Throughout the material, some lines may have the word "Camera". Count them and give the number only.

--- START ---

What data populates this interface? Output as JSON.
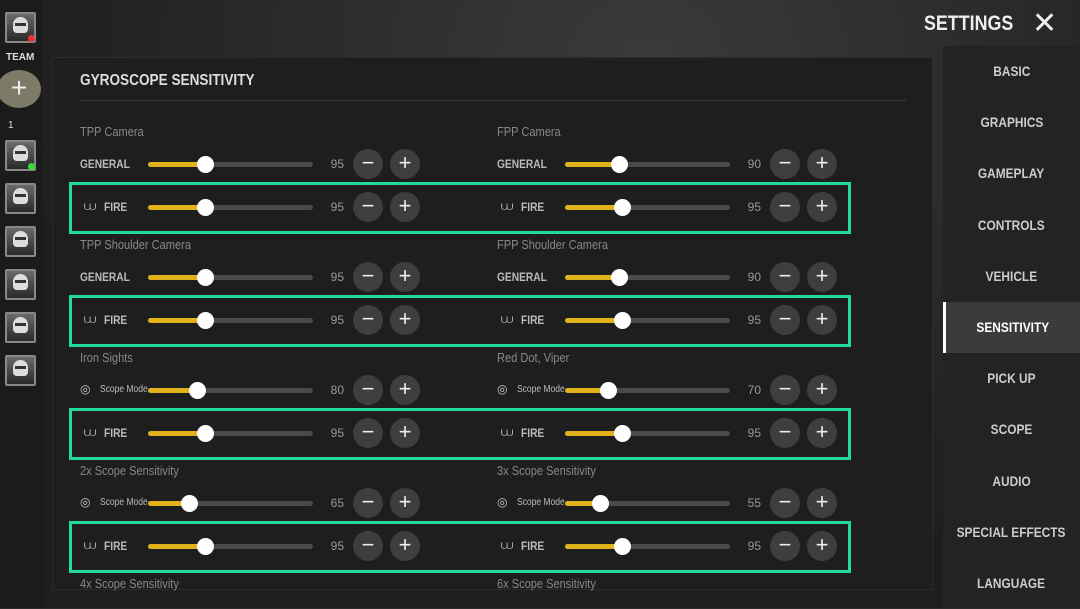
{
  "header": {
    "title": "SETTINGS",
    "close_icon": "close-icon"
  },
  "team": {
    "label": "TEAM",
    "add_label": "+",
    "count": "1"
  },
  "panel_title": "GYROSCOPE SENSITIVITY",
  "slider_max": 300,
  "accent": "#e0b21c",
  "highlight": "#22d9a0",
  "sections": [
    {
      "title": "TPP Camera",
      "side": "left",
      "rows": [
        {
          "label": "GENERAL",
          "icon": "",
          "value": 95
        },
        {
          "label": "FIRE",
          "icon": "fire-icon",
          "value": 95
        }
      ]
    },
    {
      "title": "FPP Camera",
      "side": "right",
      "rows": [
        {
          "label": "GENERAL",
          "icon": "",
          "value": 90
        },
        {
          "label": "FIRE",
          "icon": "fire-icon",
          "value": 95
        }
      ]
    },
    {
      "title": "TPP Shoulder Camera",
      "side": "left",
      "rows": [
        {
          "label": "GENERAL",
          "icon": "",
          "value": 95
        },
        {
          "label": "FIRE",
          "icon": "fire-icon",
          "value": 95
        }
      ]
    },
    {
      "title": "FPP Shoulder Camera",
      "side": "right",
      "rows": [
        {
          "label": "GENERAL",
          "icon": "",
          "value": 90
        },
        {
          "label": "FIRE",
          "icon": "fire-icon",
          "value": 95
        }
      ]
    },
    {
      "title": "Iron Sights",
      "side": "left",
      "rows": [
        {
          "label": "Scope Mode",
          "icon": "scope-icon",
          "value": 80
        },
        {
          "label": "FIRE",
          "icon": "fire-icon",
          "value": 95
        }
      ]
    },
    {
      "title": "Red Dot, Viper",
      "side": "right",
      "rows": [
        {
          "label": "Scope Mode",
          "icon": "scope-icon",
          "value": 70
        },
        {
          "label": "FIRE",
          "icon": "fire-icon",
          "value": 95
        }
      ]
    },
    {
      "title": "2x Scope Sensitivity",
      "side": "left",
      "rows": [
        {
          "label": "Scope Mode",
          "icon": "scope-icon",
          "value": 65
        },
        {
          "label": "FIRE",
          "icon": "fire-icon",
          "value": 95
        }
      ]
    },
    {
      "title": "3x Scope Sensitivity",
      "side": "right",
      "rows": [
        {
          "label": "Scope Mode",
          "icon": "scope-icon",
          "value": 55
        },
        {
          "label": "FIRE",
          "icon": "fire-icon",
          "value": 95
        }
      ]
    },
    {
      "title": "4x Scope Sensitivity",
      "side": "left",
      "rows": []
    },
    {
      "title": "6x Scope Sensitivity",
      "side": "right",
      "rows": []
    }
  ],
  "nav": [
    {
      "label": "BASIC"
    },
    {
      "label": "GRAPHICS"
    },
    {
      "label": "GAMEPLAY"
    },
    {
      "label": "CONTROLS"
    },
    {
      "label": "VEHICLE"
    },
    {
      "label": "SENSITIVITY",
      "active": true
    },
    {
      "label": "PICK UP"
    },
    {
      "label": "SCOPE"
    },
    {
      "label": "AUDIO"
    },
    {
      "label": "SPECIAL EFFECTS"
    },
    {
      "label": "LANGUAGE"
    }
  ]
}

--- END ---
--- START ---

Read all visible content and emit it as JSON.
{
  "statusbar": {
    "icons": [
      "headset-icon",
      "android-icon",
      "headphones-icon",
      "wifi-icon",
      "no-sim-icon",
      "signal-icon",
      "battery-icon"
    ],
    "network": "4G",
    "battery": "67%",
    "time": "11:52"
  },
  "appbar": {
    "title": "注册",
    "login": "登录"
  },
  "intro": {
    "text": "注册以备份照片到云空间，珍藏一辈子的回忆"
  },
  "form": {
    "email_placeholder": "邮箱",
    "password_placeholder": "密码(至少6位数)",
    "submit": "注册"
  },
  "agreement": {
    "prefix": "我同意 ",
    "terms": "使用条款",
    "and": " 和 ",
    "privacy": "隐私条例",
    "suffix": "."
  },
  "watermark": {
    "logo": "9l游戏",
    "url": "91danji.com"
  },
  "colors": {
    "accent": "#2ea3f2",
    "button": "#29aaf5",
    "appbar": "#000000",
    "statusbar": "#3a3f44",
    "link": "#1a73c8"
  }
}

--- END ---

• EXERCISE RESULT: 4